• **DIRECTIONS**
Every line of the listing below must be printed again exactly, apart from its pictures.

• **DATA SHOWN**
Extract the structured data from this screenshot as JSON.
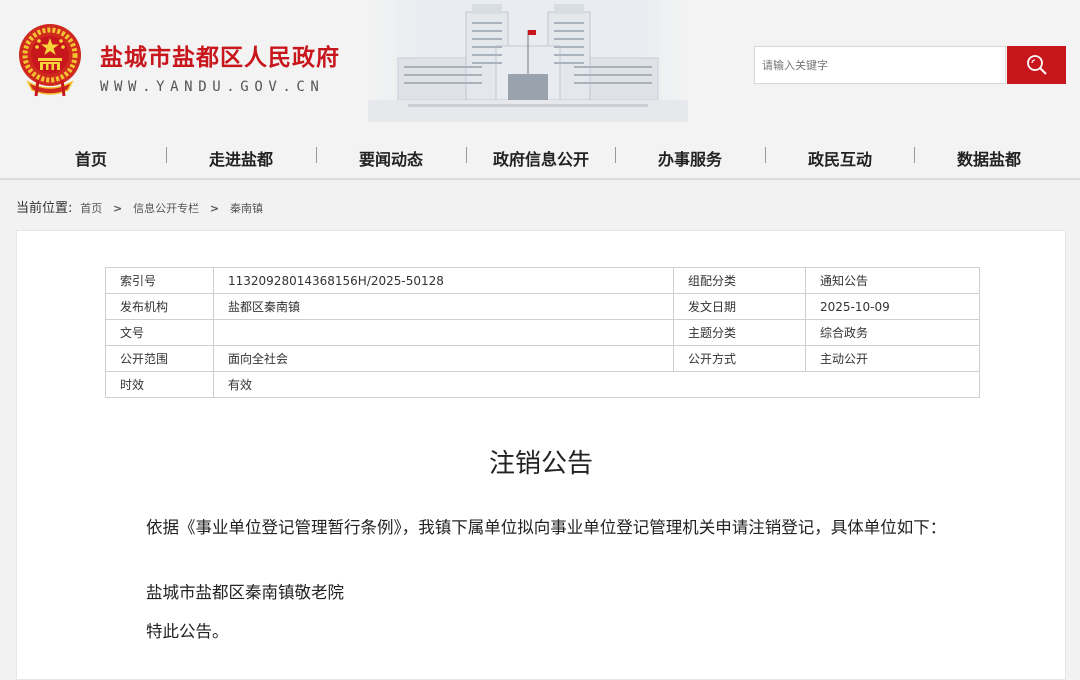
{
  "header": {
    "site_name": "盐城市盐都区人民政府",
    "site_domain": "WWW.YANDU.GOV.CN",
    "search_placeholder": "请输入关键字"
  },
  "nav": [
    "首页",
    "走进盐都",
    "要闻动态",
    "政府信息公开",
    "办事服务",
    "政民互动",
    "数据盐都"
  ],
  "breadcrumb": {
    "label": "当前位置:",
    "items": [
      "首页",
      "信息公开专栏",
      "秦南镇"
    ],
    "separator": ">"
  },
  "meta": {
    "index_label": "索引号",
    "index_value": "11320928014368156H/2025-50128",
    "category_label": "组配分类",
    "category_value": "通知公告",
    "publisher_label": "发布机构",
    "publisher_value": "盐都区秦南镇",
    "date_label": "发文日期",
    "date_value": "2025-10-09",
    "docno_label": "文号",
    "docno_value": "",
    "topic_label": "主题分类",
    "topic_value": "综合政务",
    "scope_label": "公开范围",
    "scope_value": "面向全社会",
    "mode_label": "公开方式",
    "mode_value": "主动公开",
    "validity_label": "时效",
    "validity_value": "有效"
  },
  "article": {
    "title": "注销公告",
    "paragraphs": [
      "依据《事业单位登记管理暂行条例》，我镇下属单位拟向事业单位登记管理机关申请注销登记，具体单位如下：",
      "盐城市盐都区秦南镇敬老院",
      "特此公告。"
    ]
  },
  "colors": {
    "brand_red": "#c8161d",
    "gold": "#f2c230"
  },
  "icons": {
    "emblem": "national-emblem-icon",
    "search": "search-icon"
  }
}
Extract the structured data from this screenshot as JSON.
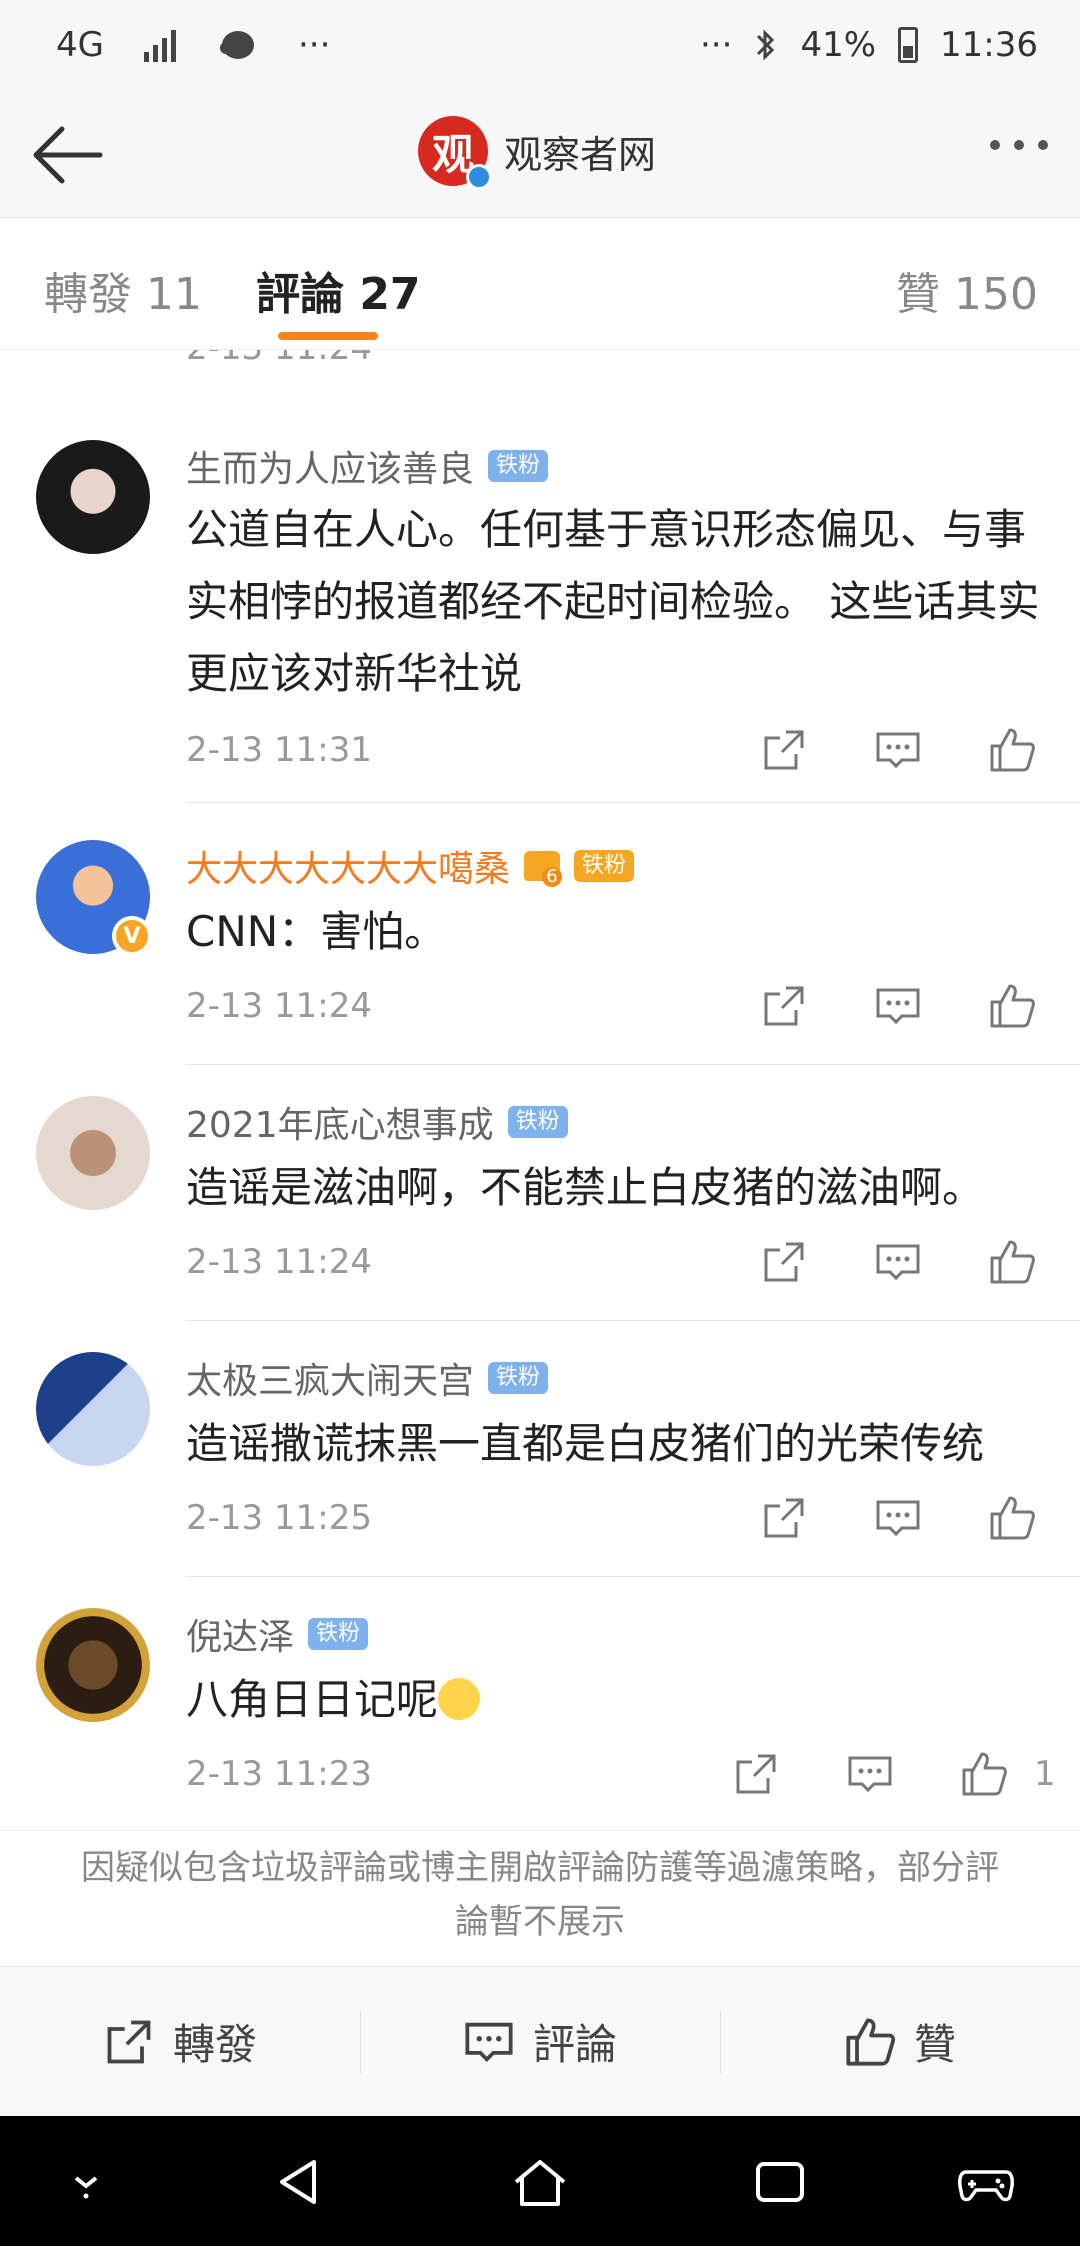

• **OUTPUT FOR THIS TASK**
Extract the structured data from this screenshot as JSON.
{
  "header": {
    "site_name": "盐城市盐都区人民政府",
    "site_domain": "WWW.YANDU.GOV.CN",
    "search_placeholder": "请输入关键字"
  },
  "nav": [
    "首页",
    "走进盐都",
    "要闻动态",
    "政府信息公开",
    "办事服务",
    "政民互动",
    "数据盐都"
  ],
  "breadcrumb": {
    "label": "当前位置:",
    "items": [
      "首页",
      "信息公开专栏",
      "秦南镇"
    ],
    "separator": ">"
  },
  "meta": {
    "index_label": "索引号",
    "index_value": "11320928014368156H/2025-50128",
    "category_label": "组配分类",
    "category_value": "通知公告",
    "publisher_label": "发布机构",
    "publisher_value": "盐都区秦南镇",
    "date_label": "发文日期",
    "date_value": "2025-10-09",
    "docno_label": "文号",
    "docno_value": "",
    "topic_label": "主题分类",
    "topic_value": "综合政务",
    "scope_label": "公开范围",
    "scope_value": "面向全社会",
    "mode_label": "公开方式",
    "mode_value": "主动公开",
    "validity_label": "时效",
    "validity_value": "有效"
  },
  "article": {
    "title": "注销公告",
    "paragraphs": [
      "依据《事业单位登记管理暂行条例》，我镇下属单位拟向事业单位登记管理机关申请注销登记，具体单位如下：",
      "盐城市盐都区秦南镇敬老院",
      "特此公告。"
    ]
  },
  "colors": {
    "brand_red": "#c8161d",
    "gold": "#f2c230"
  },
  "icons": {
    "emblem": "national-emblem-icon",
    "search": "search-icon"
  }
}
Extract the structured data from this screenshot as JSON.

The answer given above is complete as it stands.